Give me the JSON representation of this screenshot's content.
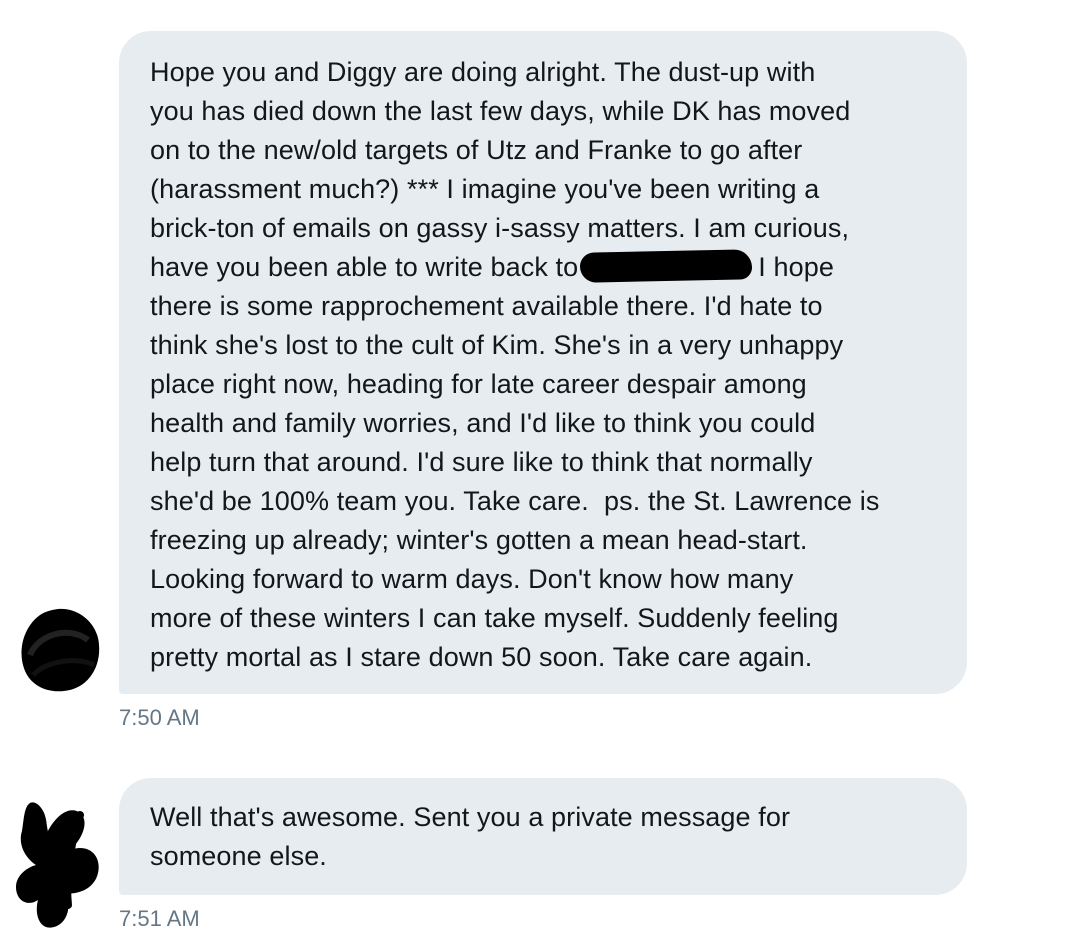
{
  "messages": [
    {
      "lines": [
        "Hope you and Diggy are doing alright. The dust-up with",
        "you has died down the last few days, while DK has moved",
        "on to the new/old targets of Utz and Franke to go after",
        "(harassment much?) *** I imagine you've been writing a",
        "brick-ton of emails on gassy i-sassy matters. I am curious,",
        "have you been able to write back to",
        "I hope",
        "there is some rapprochement available there. I'd hate to",
        "think she's lost to the cult of Kim. She's in a very unhappy",
        "place right now, heading for late career despair among",
        "health and family worries, and I'd like to think you could",
        "help turn that around. I'd sure like to think that normally",
        "she'd be 100% team you. Take care.  ps. the St. Lawrence is",
        "freezing up already; winter's gotten a mean head-start.",
        "Looking forward to warm days. Don't know how many",
        "more of these winters I can take myself. Suddenly feeling",
        "pretty mortal as I stare down 50 soon. Take care again."
      ],
      "time": "7:50 AM"
    },
    {
      "lines": [
        "Well that's awesome. Sent you a private message for",
        "someone else."
      ],
      "time": "7:51 AM"
    }
  ],
  "colors": {
    "bubble": "#e6ecf0",
    "text": "#14171a",
    "timestamp": "#657786",
    "redaction": "#000000"
  }
}
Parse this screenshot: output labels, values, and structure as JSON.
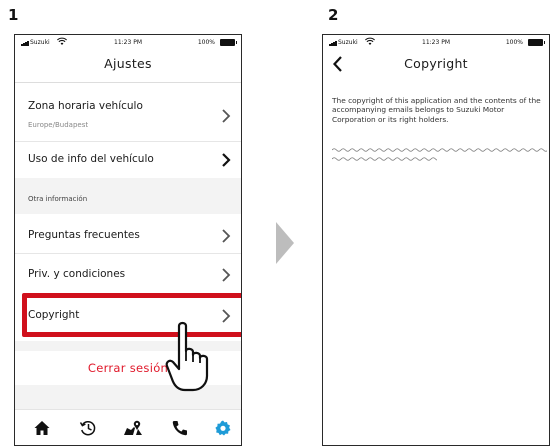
{
  "steps": [
    "1",
    "2"
  ],
  "status_bar": {
    "carrier": "Suzuki",
    "time": "11:23 PM",
    "battery": "100%"
  },
  "screen1": {
    "title": "Ajustes",
    "rows": {
      "timezone": {
        "label": "Zona horaria vehículo",
        "value": "Europe/Budapest"
      },
      "vehicle_info": {
        "label": "Uso de info del vehículo"
      },
      "section_label": "Otra información",
      "faq": {
        "label": "Preguntas frecuentes"
      },
      "privacy": {
        "label": "Priv. y condiciones"
      },
      "copyright": {
        "label": "Copyright"
      }
    },
    "logout_label": "Cerrar sesión",
    "tabs": [
      "home-icon",
      "history-icon",
      "map-icon",
      "phone-icon",
      "settings-icon"
    ],
    "colors": {
      "accent": "#1e9bd7",
      "logout": "#e0192b",
      "highlight": "#d0101c"
    }
  },
  "screen2": {
    "title": "Copyright",
    "text": "The copyright of this application and the contents of the accompanying emails belongs to Suzuki Motor Corporation or its right holders."
  }
}
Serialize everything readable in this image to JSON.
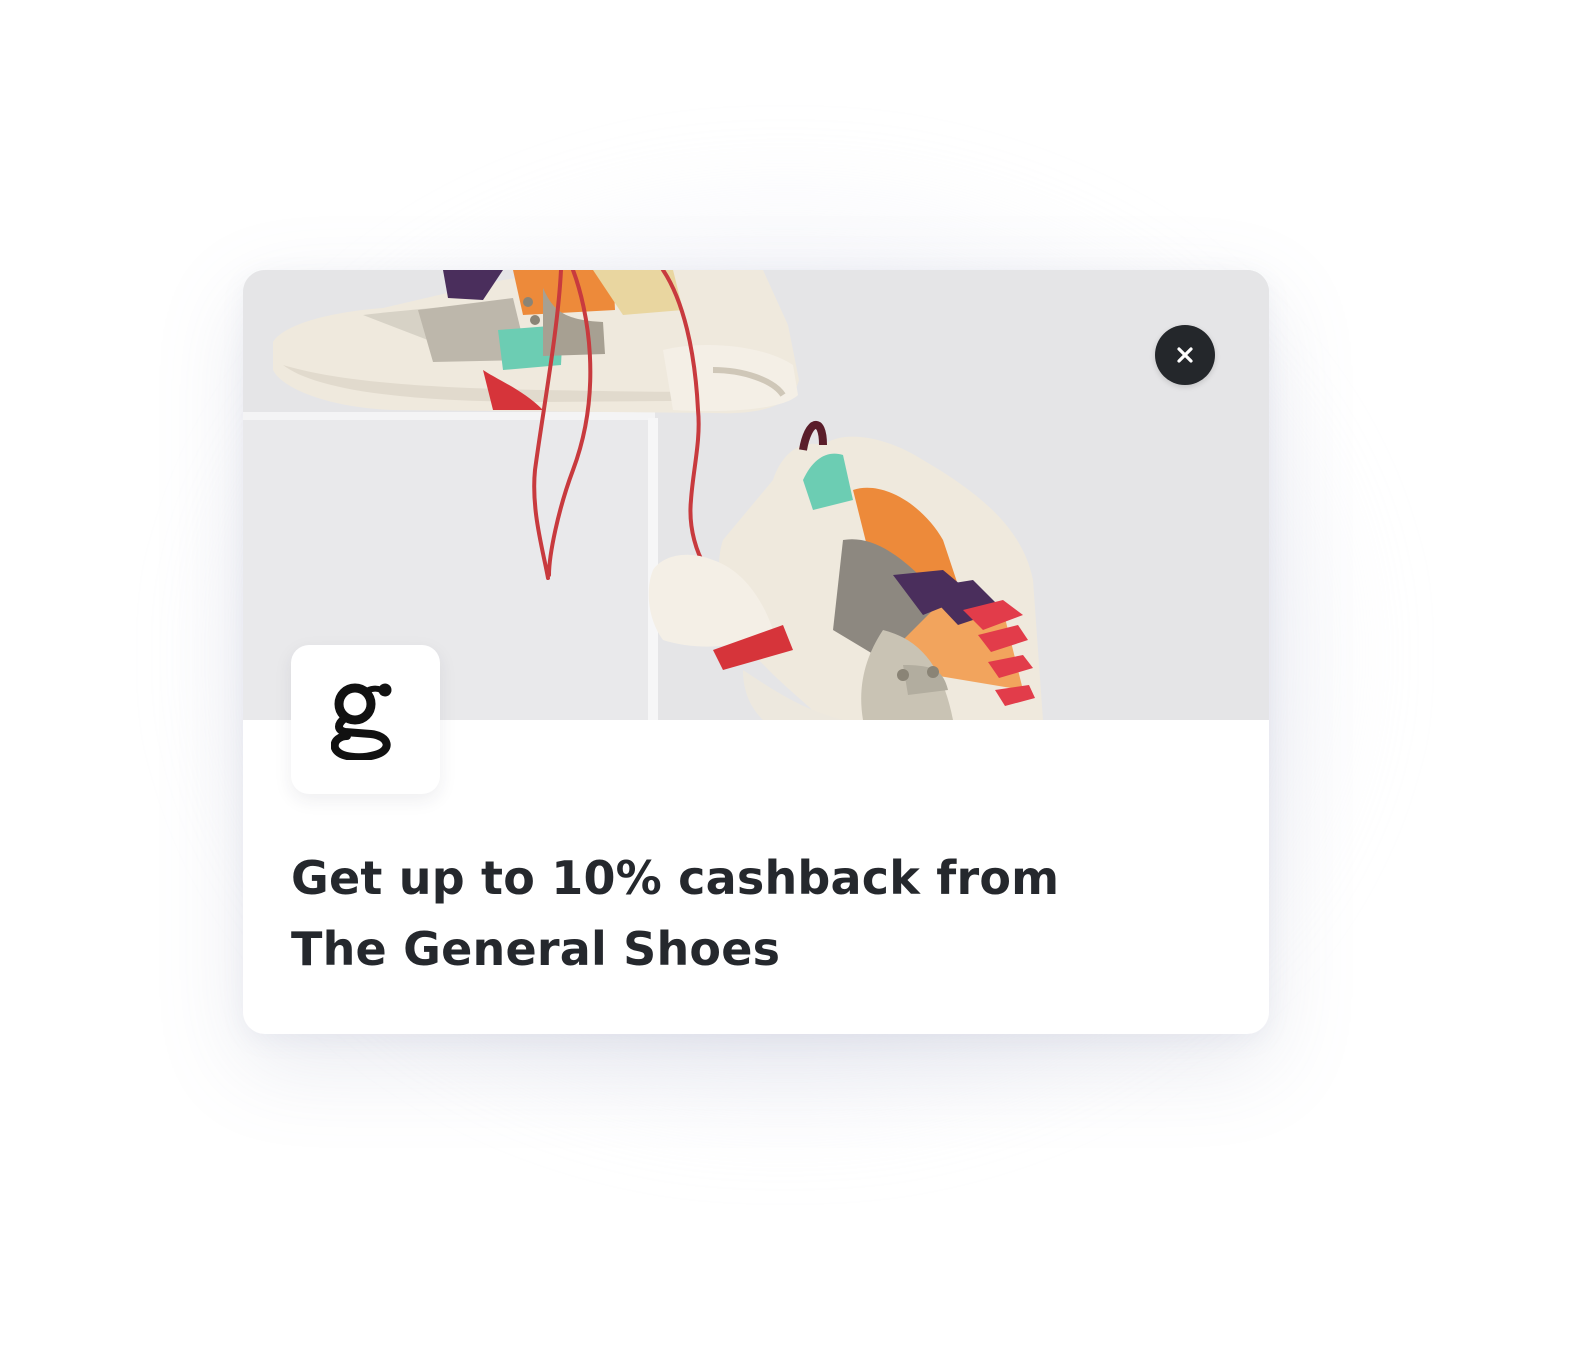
{
  "offer": {
    "headline": "Get up to 10% cashback from The General Shoes",
    "brand_logo_letter": "g",
    "hero_image": "sneakers-on-pedestal-photo",
    "close_icon": "close-icon"
  },
  "colors": {
    "headline_text": "#25282d",
    "close_button_bg": "#24272b",
    "card_bg": "#ffffff",
    "hero_bg": "#e6e6e8"
  }
}
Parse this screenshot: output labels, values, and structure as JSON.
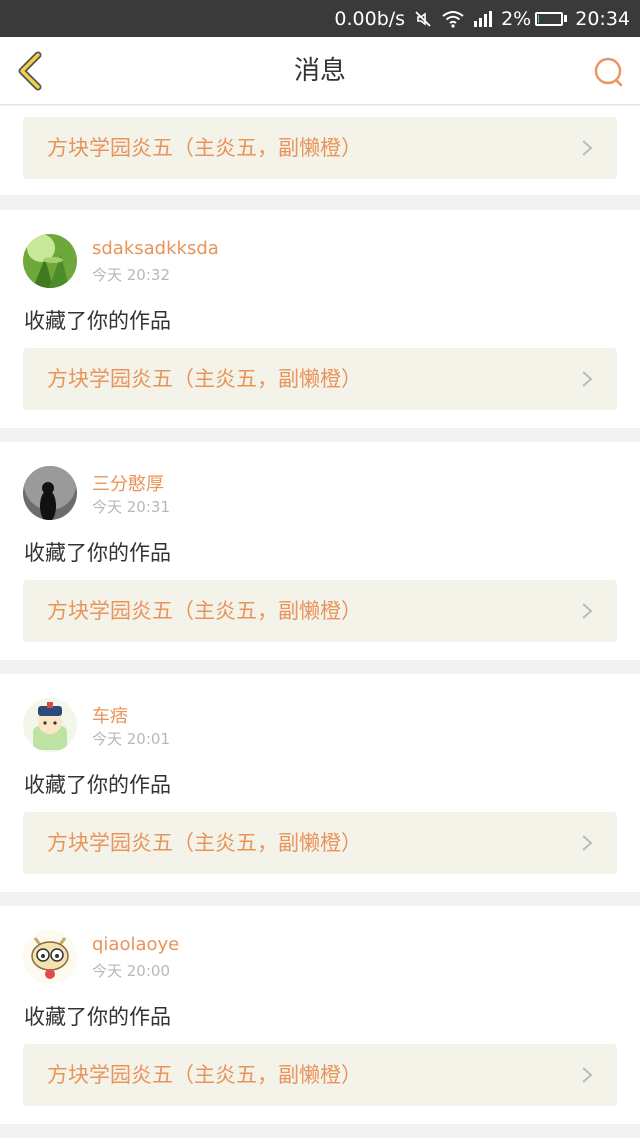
{
  "status_bar": {
    "speed": "0.00b/s",
    "battery": "2%",
    "battery_level": 0.02,
    "time": "20:34",
    "icons": [
      "mute-icon",
      "wifi-icon",
      "signal-icon",
      "battery-icon"
    ]
  },
  "nav": {
    "title": "消息",
    "back_icon": "chevron-left-icon",
    "search_icon": "search-icon",
    "accent": "#e8945a"
  },
  "colors": {
    "name": "#e8945a",
    "ref_text": "#e8945a",
    "ref_bg": "#f4f3ea",
    "time": "#b8b8b8"
  },
  "top_ref": {
    "text": "方块学园炎五（主炎五，副懒橙）"
  },
  "messages": [
    {
      "name": "sdaksadkksda",
      "time": "今天 20:32",
      "action": "收藏了你的作品",
      "ref": "方块学园炎五（主炎五，副懒橙）"
    },
    {
      "name": "三分憨厚",
      "time": "今天 20:31",
      "action": "收藏了你的作品",
      "ref": "方块学园炎五（主炎五，副懒橙）"
    },
    {
      "name": "车痞",
      "time": "今天 20:01",
      "action": "收藏了你的作品",
      "ref": "方块学园炎五（主炎五，副懒橙）"
    },
    {
      "name": "qiaolaoye",
      "time": "今天 20:00",
      "action": "收藏了你的作品",
      "ref": "方块学园炎五（主炎五，副懒橙）"
    }
  ]
}
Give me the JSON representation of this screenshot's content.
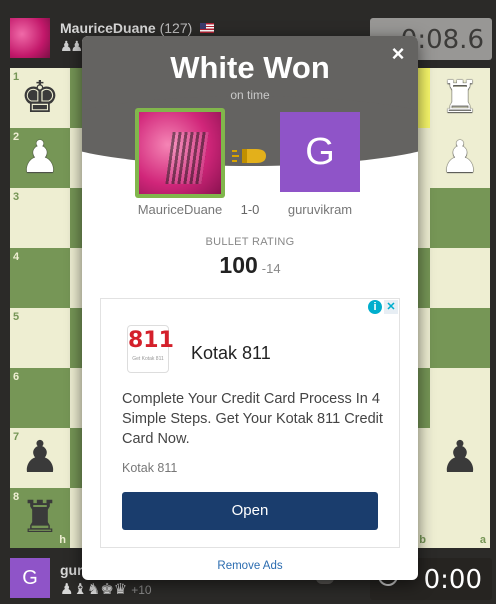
{
  "top_player": {
    "name": "MauriceDuane",
    "rating": "(127)",
    "flag": "us-flag-icon",
    "captured": "♟♟♟♟",
    "clock": "0:08.6"
  },
  "bottom_player": {
    "avatar_letter": "G",
    "name": "gur",
    "captured": "♟♝♞♚♛",
    "advantage": "+10",
    "clock": "0:00"
  },
  "board": {
    "light_color": "#eeeed2",
    "dark_color": "#769656",
    "highlight_color": "#f6f669",
    "ranks": [
      "1",
      "2",
      "3",
      "4",
      "5",
      "6",
      "7",
      "8"
    ],
    "files_visible": [
      "h",
      "b",
      "a"
    ]
  },
  "modal": {
    "title": "White Won",
    "subtitle": "on time",
    "close": "×",
    "winner": {
      "name": "MauriceDuane"
    },
    "score": "1-0",
    "loser": {
      "name": "guruvikram",
      "avatar_letter": "G"
    },
    "rating_label": "BULLET RATING",
    "rating_value": "100",
    "rating_change": "-14",
    "header_color": "#646361",
    "winner_border_color": "#81b64c"
  },
  "ad": {
    "logo_text": "811",
    "logo_caption": "Get Kotak 811",
    "brand": "Kotak 811",
    "text": "Complete Your Credit Card Process In 4 Simple Steps. Get Your Kotak 811 Credit Card Now.",
    "sponsor": "Kotak 811",
    "cta": "Open",
    "info": "i",
    "close": "✕"
  },
  "remove_ads": "Remove Ads"
}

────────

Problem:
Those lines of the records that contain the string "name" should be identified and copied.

Written reply:
    "name": "#e8945a",
      "name": "sdaksadkksda",
      "name": "三分憨厚",
      "name": "车痞",
      "name": "qiaolaoye",
    "name": "MauriceDuane",
    "name": "gur",
      "name": "MauriceDuane"
      "name": "guruvikram",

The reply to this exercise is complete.